Ripple is available in original, unsweetened, vanilla, and chocolate flavors. I haven’t tried any of the others, but this chocolate one reminded me of reduced fat chocolate milk. If you gave some to a kid and told them it came from a cow, they’d believe you. But I guess if you put cocoa into any milk it’ll do a great job at hiding whatever it’s made from, probably even pee milk.

While I enjoyed its flavor, I noticed an oddity with its texture. It initially was creamy in my mouth, but then it became thinner. However, I noticed it because I was swishing it around in my mouth, like some pretentious wine taster or Listerine burn lover. But I imagine most folks won’t notice since their mouth to throat transit time will be much quicker than mine.

There’s also the issue of price. Forty-eight ounce bottles retail for five dollars. A half gallon (64 ounces) of other dairy-free milks are about the same price or cheaper.

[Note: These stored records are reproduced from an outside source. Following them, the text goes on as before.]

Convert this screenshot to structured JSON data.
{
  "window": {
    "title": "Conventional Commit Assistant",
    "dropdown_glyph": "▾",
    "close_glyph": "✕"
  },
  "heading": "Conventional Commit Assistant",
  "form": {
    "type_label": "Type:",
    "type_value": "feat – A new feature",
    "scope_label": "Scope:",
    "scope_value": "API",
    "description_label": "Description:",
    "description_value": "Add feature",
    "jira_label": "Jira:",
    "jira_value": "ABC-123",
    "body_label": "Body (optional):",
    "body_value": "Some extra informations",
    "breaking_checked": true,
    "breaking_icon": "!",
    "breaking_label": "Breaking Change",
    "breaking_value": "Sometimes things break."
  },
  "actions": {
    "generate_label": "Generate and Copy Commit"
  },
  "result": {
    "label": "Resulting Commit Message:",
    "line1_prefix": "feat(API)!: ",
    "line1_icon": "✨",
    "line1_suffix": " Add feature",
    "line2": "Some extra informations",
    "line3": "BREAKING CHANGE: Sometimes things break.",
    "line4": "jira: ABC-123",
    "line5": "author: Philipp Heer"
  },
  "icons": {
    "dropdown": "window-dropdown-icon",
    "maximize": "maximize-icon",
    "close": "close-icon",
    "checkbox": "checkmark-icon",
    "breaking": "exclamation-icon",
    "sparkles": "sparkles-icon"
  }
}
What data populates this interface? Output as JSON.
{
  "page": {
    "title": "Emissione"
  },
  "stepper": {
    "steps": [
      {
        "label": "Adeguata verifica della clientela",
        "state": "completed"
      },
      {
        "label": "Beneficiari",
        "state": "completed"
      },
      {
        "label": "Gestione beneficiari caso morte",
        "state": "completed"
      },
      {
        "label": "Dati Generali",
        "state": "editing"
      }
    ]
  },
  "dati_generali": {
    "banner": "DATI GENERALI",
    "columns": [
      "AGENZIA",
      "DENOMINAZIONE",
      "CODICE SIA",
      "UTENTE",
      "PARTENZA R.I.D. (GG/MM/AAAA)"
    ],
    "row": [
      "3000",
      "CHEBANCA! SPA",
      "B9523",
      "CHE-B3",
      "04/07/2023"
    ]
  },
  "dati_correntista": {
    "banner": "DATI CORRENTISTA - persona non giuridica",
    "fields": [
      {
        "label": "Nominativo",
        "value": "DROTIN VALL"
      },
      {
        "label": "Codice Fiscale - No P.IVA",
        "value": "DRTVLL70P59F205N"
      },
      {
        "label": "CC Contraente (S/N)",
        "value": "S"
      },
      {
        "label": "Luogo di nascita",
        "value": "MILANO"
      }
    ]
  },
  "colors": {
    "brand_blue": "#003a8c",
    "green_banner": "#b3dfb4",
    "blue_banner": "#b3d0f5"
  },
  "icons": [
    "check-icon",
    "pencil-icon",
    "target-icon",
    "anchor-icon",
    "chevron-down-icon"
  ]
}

Overall, I do see myself buying Chocolate Ripple Milk again, if its price comes down. When it does, it’ll be the only way I’ll consume peas.

(Nutrition Facts – 12 fl oz – 220 calories, 80 calories from fat, 8 grams of fat, 1 gram of saturated fat, 0 grams of trans fat, 0 milligrams of cholesterol, 135 milligrams of sodium, 680 milligrams of potassium, 26 grams of carbohydrates, 0 grams of fiber, 26 grams of sugar, 12 grams of protein, 15% vitamin A, 70% calcium, 45% vitamin D, 20% iron, and 4% magnesium.)

Purchased Price: $2.79*
Size: 12 fl oz bottle
Purchased at: Target
Rating: 7 out of 10
Pros: Tastes like reduced fat chocolate milk. More protein and less sugar than chocolate soy milk. Provides Omega-3 fatty acids. Conversation starter with vegetarian or vegan? Listerine burn.
Cons: More expensive than other dairy-free milks. Slightly changing texture is odd. Peas. Listerine burn. Bragging about all the dairy-free milks you’ve had.

*Because I live on a rock in the middle of the Pacific Ocean, things are a bit pricier here. You’ll probably pay less than I did.